> _ACTIVITY_
An exact copy is needed of the lines from the line holding "Give me the" through the final line of the listing below, both included.

Segment Open

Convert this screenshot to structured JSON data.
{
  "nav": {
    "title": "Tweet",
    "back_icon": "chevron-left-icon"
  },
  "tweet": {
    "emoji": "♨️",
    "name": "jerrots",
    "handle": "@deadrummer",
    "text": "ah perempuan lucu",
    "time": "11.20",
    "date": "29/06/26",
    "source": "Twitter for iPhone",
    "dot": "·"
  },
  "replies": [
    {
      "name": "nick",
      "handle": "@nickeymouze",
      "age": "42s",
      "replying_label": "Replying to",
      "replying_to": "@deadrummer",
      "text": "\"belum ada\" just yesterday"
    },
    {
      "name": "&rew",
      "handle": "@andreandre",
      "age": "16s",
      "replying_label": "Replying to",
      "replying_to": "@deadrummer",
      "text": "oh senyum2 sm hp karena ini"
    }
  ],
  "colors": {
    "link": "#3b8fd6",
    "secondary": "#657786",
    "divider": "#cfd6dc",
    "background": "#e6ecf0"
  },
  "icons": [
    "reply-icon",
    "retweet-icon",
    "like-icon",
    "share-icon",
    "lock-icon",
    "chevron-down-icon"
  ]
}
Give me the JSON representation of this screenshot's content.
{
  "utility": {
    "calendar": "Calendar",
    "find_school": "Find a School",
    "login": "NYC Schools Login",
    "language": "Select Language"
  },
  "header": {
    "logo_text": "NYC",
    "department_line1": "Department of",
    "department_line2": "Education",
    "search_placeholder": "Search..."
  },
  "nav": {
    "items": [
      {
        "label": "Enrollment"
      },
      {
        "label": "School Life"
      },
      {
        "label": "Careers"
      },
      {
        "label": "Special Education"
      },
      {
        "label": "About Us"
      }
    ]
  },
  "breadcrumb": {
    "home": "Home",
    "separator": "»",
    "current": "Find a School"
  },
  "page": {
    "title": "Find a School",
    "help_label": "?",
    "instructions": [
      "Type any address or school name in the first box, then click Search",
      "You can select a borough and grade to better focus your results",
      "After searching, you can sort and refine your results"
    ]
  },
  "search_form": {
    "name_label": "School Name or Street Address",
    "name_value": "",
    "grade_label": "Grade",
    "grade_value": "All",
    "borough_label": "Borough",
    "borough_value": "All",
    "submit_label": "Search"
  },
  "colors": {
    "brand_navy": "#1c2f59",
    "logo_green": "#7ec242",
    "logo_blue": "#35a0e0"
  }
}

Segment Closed

> _ANSWER TO THIS TASK_
Give me the JSON representation of this screenshot's content.
{
  "utility": {
    "calendar": "Calendar",
    "find_school": "Find a School",
    "login": "NYC Schools Login",
    "language": "Select Language"
  },
  "header": {
    "logo_text": "NYC",
    "department_line1": "Department of",
    "department_line2": "Education",
    "search_placeholder": "Search..."
  },
  "nav": {
    "items": [
      {
        "label": "Enrollment"
      },
      {
        "label": "School Life"
      },
      {
        "label": "Careers"
      },
      {
        "label": "Special Education"
      },
      {
        "label": "About Us"
      }
    ]
  },
  "breadcrumb": {
    "home": "Home",
    "separator": "»",
    "current": "Find a School"
  },
  "page": {
    "title": "Find a School",
    "help_label": "?",
    "instructions": [
      "Type any address or school name in the first box, then click Search",
      "You can select a borough and grade to better focus your results",
      "After searching, you can sort and refine your results"
    ]
  },
  "search_form": {
    "name_label": "School Name or Street Address",
    "name_value": "",
    "grade_label": "Grade",
    "grade_value": "All",
    "borough_label": "Borough",
    "borough_value": "All",
    "submit_label": "Search"
  },
  "colors": {
    "brand_navy": "#1c2f59",
    "logo_green": "#7ec242",
    "logo_blue": "#35a0e0"
  }
}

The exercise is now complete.